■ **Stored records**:
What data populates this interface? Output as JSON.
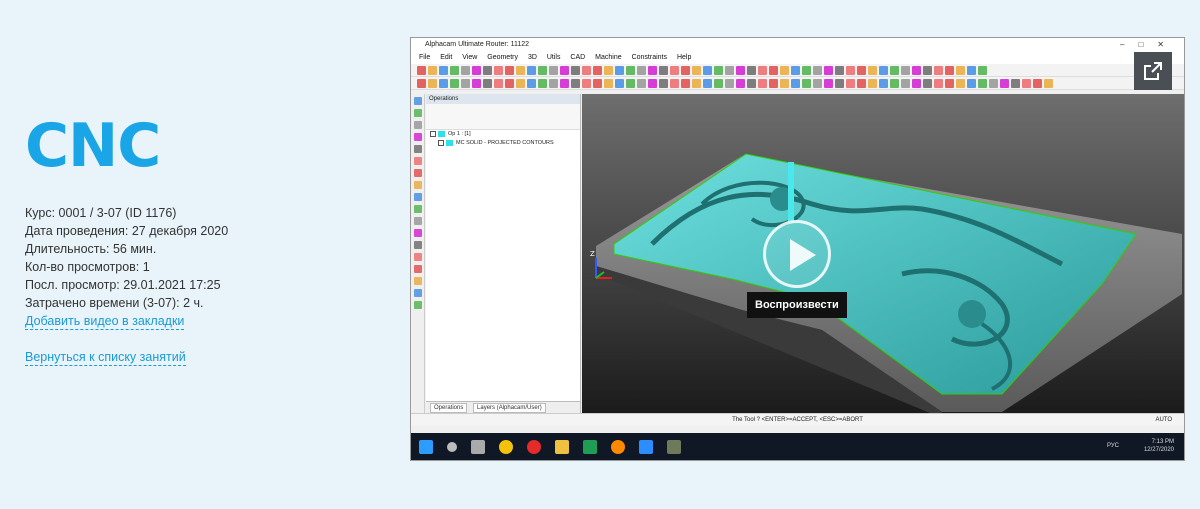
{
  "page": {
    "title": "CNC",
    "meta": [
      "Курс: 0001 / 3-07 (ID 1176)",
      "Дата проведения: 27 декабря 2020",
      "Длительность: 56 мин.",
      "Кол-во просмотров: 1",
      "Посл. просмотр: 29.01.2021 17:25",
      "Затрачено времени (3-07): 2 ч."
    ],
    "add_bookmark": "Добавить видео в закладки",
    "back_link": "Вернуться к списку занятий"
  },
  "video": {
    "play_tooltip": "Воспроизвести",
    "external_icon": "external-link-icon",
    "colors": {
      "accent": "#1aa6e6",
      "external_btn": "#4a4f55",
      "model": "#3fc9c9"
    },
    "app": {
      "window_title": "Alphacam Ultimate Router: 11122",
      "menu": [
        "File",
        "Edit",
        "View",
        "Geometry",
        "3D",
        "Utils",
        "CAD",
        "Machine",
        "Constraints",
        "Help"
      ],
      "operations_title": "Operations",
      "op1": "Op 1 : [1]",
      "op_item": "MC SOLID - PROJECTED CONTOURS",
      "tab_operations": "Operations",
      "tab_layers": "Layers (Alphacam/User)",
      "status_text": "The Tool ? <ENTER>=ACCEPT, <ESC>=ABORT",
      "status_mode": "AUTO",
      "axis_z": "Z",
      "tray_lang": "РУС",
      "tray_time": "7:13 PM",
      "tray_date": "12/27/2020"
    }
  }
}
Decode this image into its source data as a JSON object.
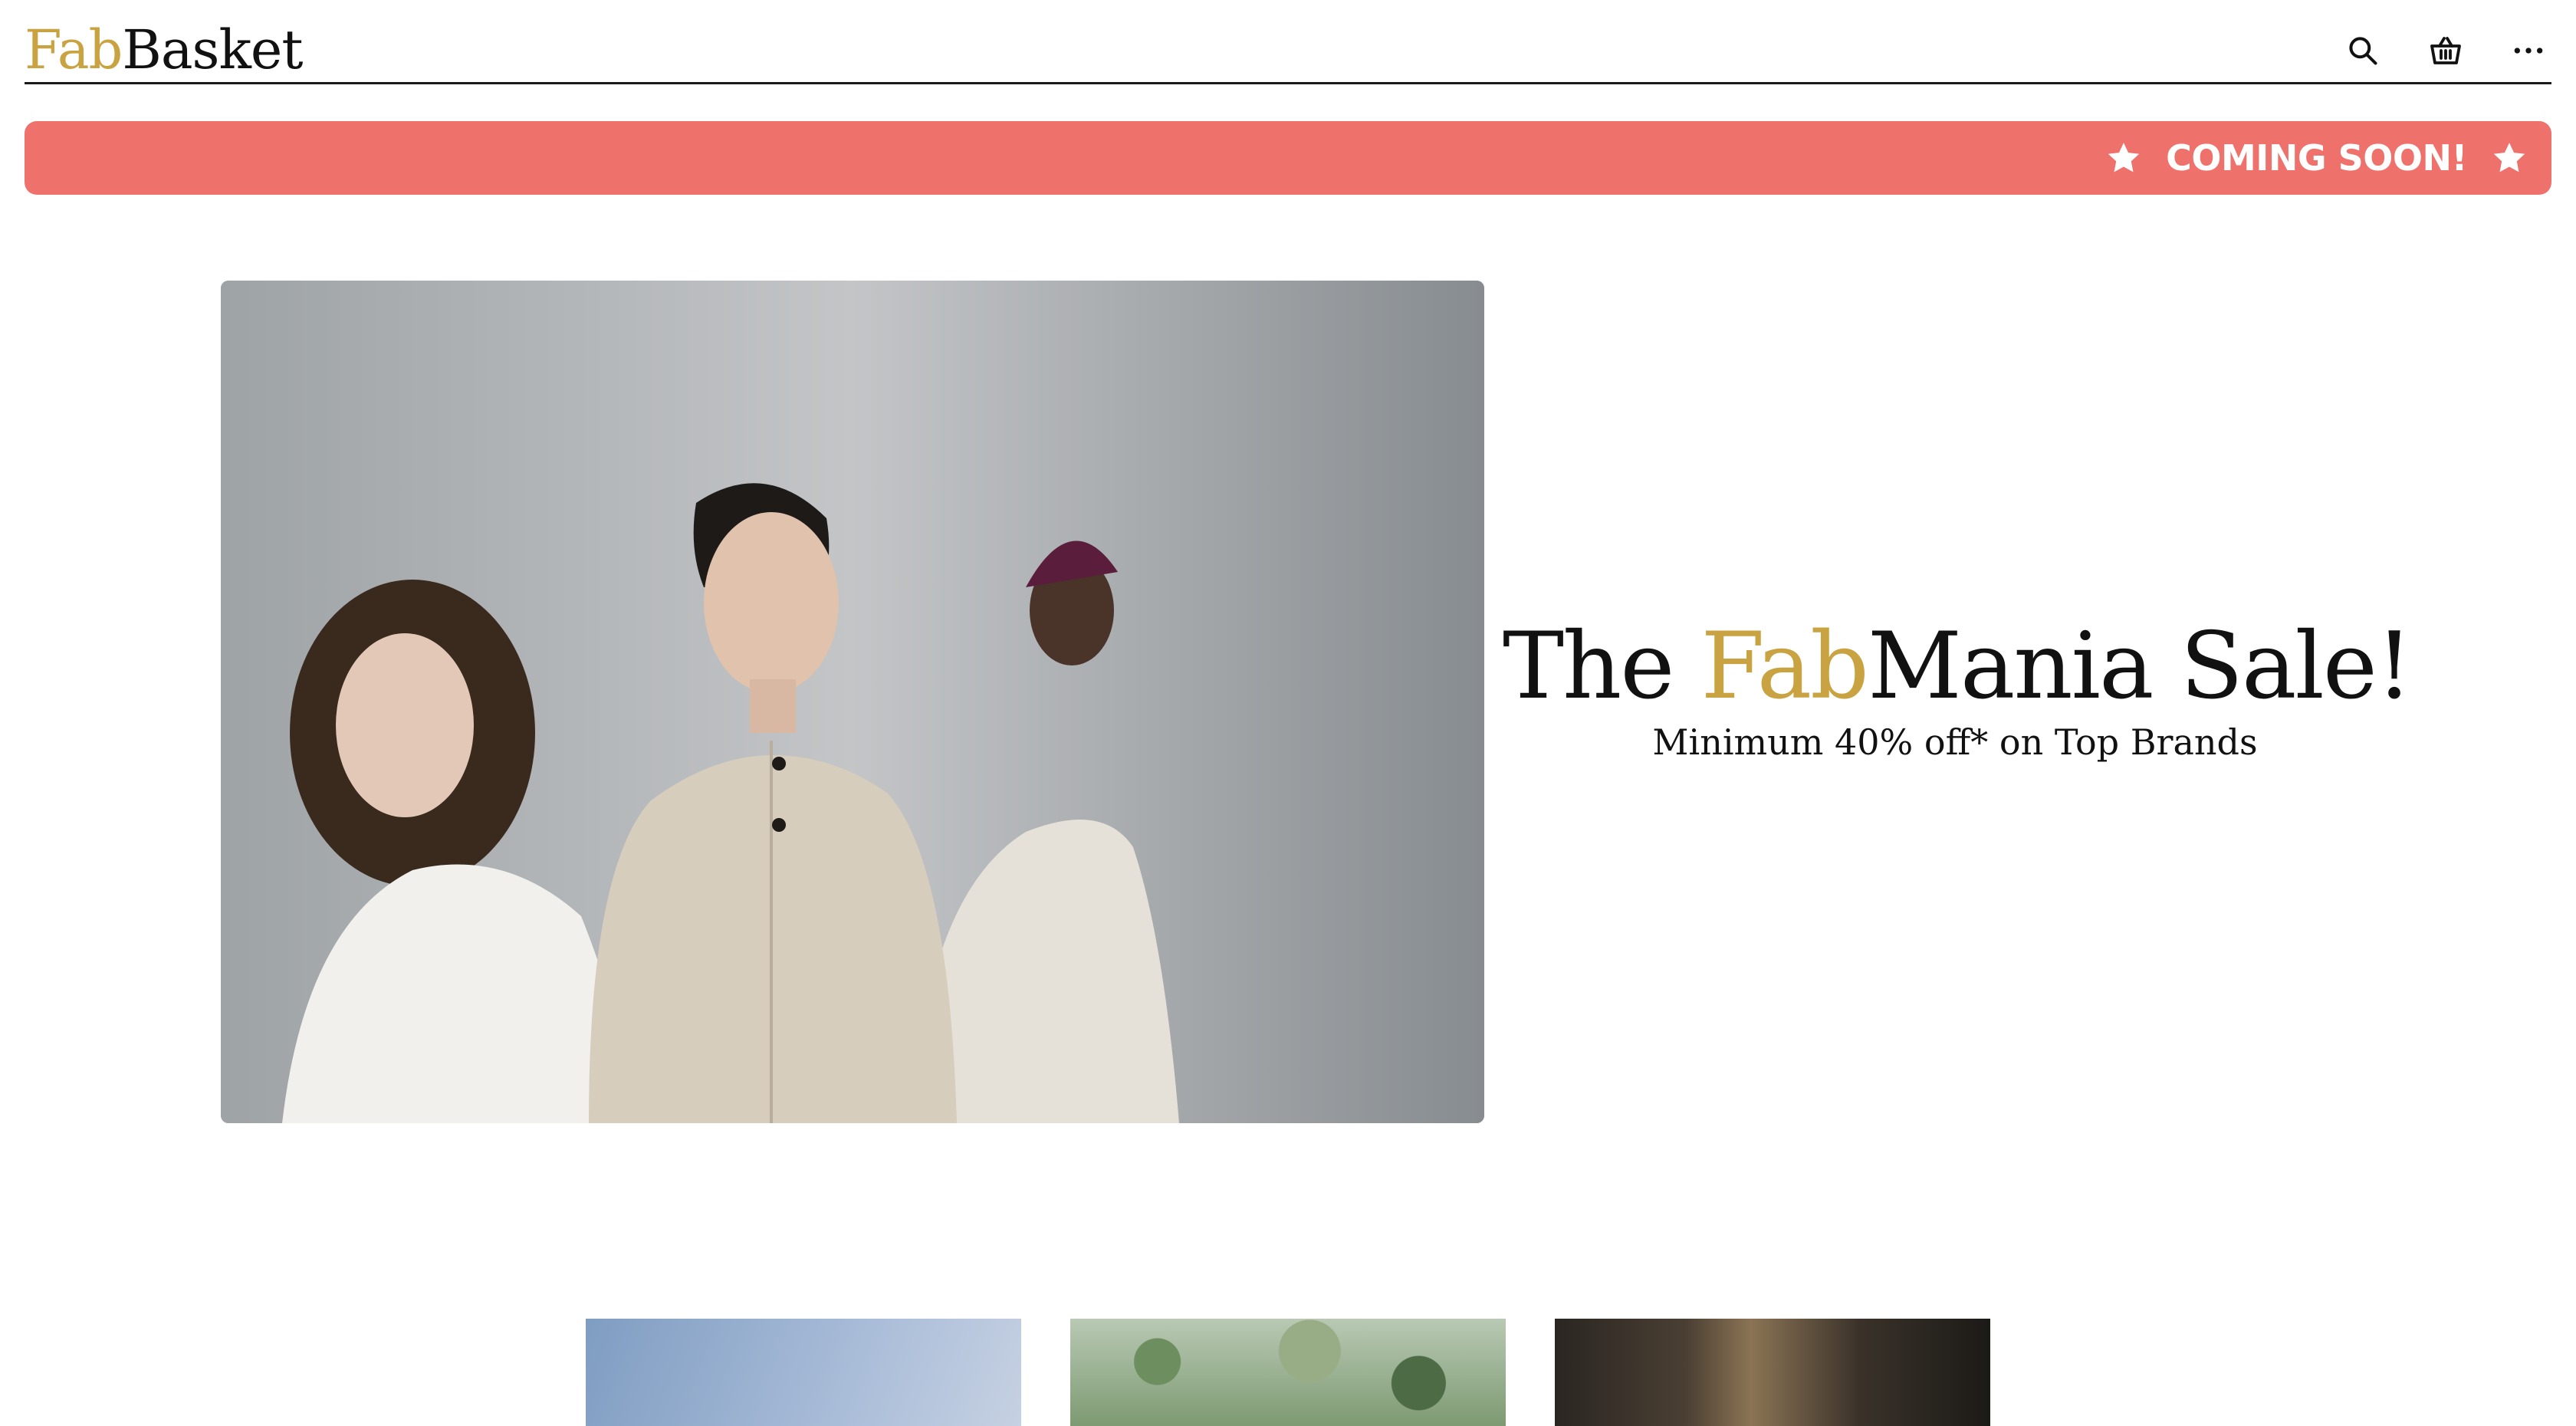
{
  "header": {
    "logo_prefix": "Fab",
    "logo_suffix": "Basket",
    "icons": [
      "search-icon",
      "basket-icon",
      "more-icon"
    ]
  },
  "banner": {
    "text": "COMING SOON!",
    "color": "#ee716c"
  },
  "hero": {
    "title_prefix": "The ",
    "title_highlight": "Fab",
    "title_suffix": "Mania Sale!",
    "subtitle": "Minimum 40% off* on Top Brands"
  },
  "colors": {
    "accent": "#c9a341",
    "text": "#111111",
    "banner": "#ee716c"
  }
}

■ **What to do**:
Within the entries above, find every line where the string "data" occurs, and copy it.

■ **Output for this task**:
What data populates this interface? Output as JSON.
Decode this image into its source data as a JSON object.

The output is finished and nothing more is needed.